§ What you should do
The lines to copy from the listing below are those that contain the string "title".
[Start of section]
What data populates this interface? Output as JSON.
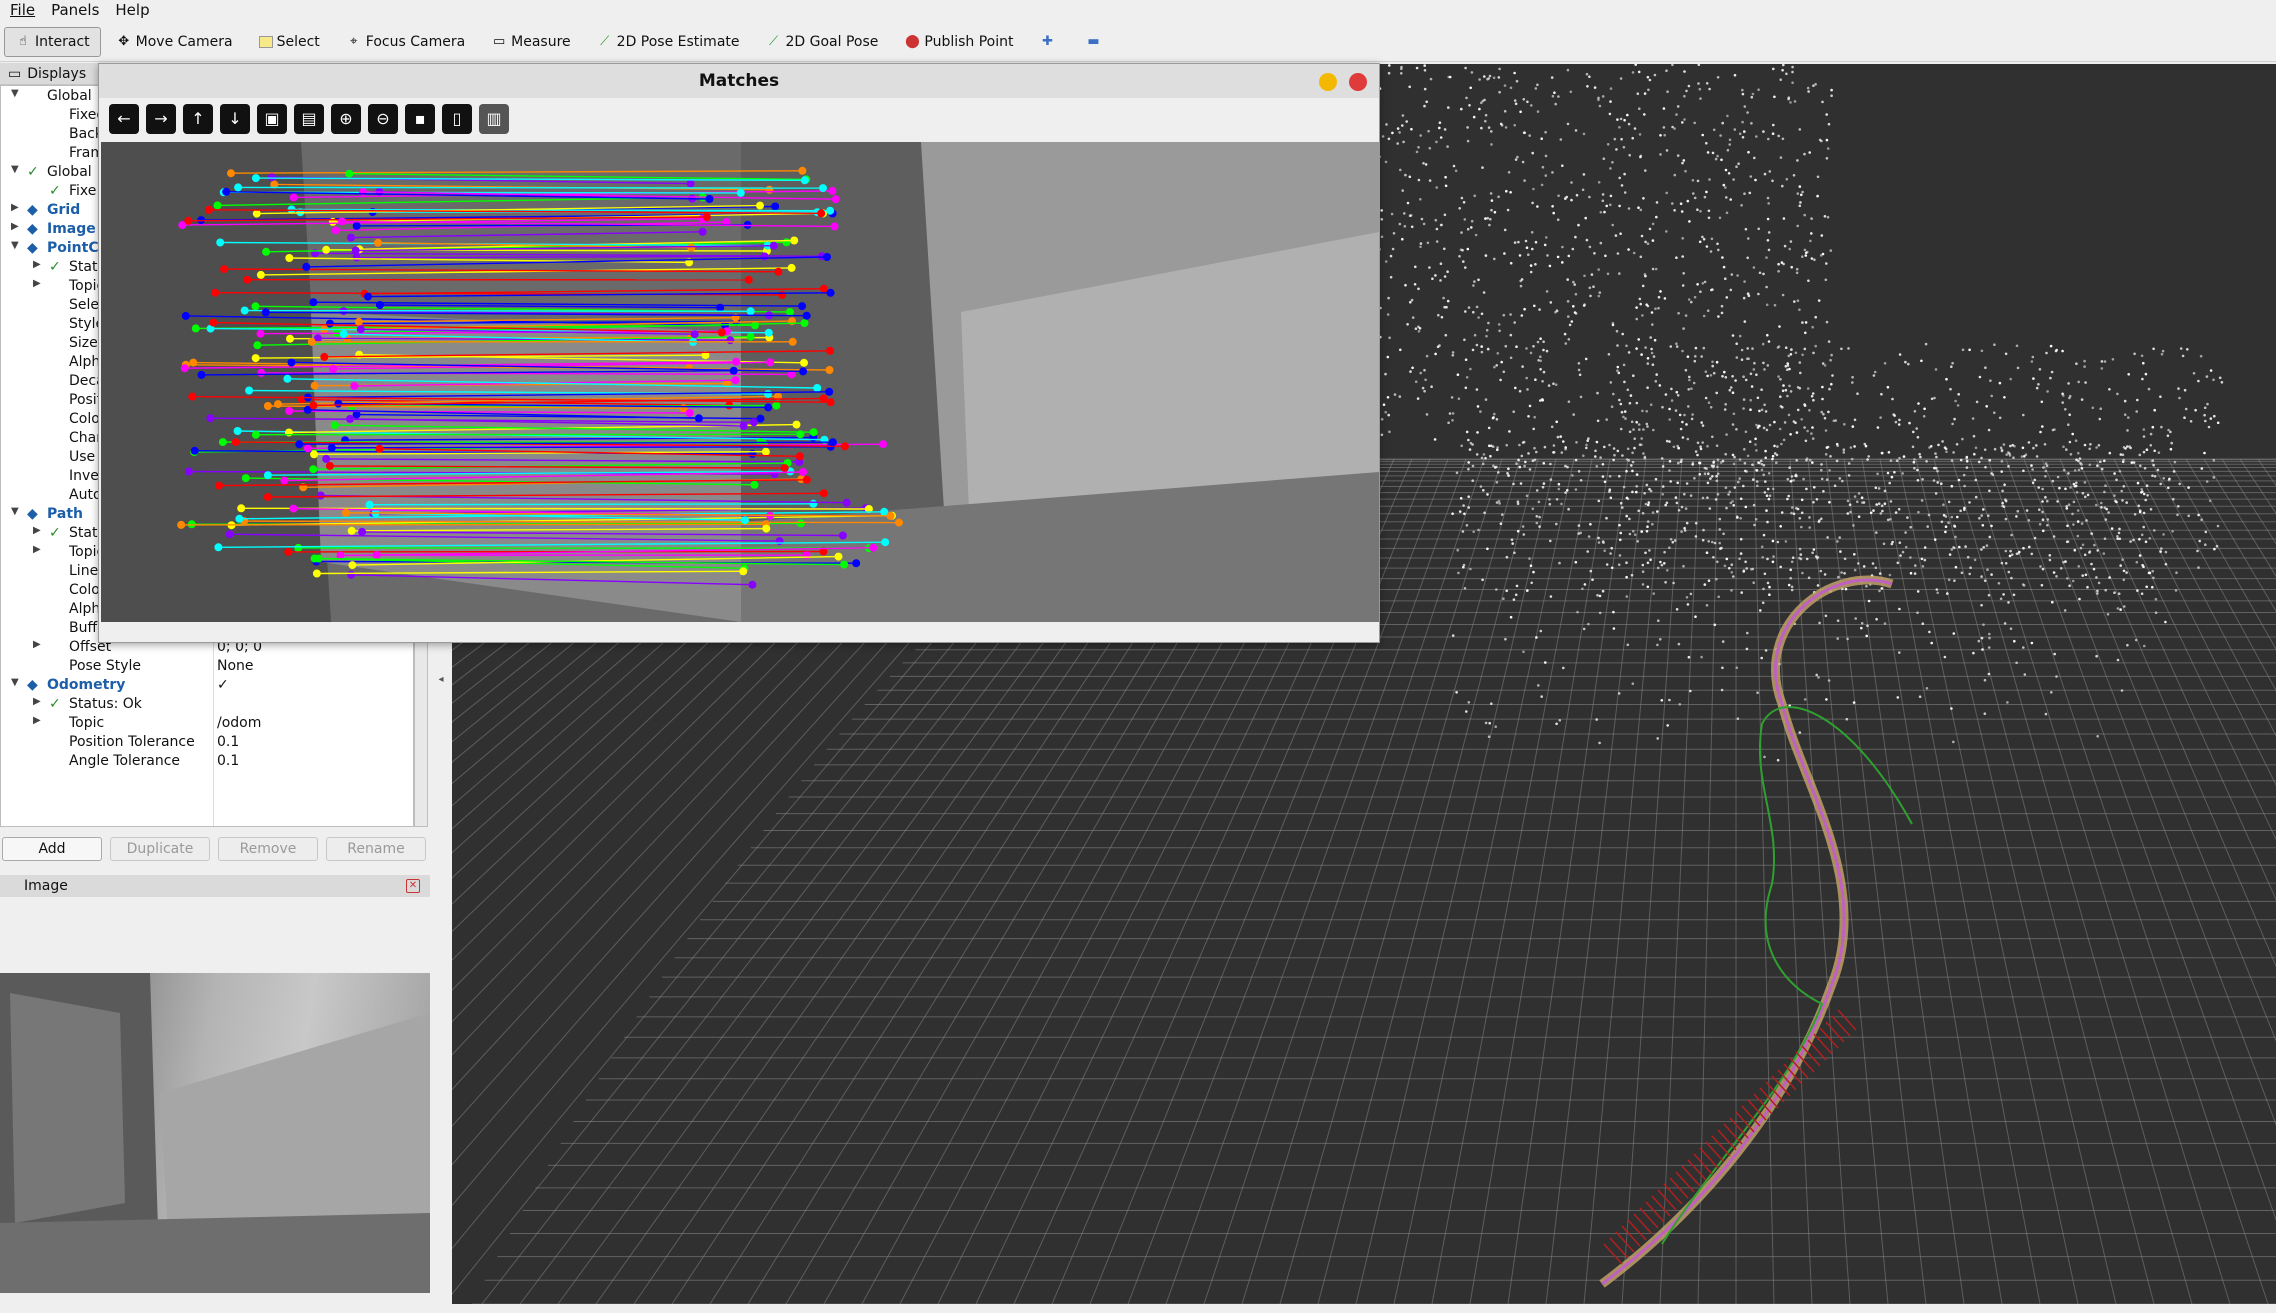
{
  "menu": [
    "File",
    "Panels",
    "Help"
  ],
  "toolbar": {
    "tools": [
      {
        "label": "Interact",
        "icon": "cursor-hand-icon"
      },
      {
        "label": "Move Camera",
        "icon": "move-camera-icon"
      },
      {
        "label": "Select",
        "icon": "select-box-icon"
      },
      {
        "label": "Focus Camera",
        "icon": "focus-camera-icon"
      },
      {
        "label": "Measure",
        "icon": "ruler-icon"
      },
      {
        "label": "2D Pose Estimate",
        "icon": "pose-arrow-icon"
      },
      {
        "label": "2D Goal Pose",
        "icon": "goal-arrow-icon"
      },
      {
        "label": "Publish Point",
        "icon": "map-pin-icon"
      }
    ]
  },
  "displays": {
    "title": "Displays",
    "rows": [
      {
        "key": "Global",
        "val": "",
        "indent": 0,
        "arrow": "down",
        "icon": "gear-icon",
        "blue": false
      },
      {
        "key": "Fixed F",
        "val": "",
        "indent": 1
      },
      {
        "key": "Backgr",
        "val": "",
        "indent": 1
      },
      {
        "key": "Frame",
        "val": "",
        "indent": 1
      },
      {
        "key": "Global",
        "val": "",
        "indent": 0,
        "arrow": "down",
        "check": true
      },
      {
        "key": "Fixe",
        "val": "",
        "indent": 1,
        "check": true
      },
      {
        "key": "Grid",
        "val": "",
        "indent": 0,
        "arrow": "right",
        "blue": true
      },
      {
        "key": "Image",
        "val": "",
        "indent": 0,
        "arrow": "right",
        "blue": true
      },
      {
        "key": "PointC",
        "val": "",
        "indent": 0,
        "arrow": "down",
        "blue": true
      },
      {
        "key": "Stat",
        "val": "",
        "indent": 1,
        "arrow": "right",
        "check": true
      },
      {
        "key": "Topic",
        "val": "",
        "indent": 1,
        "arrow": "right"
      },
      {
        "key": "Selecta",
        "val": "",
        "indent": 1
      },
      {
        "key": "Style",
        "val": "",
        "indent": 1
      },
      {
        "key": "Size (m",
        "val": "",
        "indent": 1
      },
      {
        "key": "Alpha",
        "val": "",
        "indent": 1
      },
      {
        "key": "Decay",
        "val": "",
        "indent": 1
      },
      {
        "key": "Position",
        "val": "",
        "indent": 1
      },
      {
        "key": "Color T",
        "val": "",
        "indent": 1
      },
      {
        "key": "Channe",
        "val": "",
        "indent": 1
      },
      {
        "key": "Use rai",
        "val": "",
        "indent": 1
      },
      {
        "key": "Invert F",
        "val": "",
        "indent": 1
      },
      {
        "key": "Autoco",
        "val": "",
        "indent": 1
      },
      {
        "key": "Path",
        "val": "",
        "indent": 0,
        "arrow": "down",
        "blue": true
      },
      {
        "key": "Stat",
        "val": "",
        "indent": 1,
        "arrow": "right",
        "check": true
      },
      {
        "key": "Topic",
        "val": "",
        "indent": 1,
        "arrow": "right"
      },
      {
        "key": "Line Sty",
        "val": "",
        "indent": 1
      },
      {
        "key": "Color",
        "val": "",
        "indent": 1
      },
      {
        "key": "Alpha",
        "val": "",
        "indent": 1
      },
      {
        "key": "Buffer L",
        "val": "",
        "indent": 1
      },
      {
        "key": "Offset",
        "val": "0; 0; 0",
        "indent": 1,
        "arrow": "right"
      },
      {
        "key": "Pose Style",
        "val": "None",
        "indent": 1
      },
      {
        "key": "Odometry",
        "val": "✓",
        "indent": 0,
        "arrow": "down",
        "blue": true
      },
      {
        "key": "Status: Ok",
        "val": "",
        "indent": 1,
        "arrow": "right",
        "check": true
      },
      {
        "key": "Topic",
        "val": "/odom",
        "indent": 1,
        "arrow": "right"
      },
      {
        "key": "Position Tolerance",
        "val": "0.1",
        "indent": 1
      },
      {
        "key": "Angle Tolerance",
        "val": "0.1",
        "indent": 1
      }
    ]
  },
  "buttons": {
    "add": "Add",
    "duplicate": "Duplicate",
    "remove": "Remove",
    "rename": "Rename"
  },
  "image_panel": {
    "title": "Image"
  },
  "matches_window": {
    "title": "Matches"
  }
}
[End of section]
§ Written reply
    "title": "Displays",
    "title": "Image"
    "title": "Matches"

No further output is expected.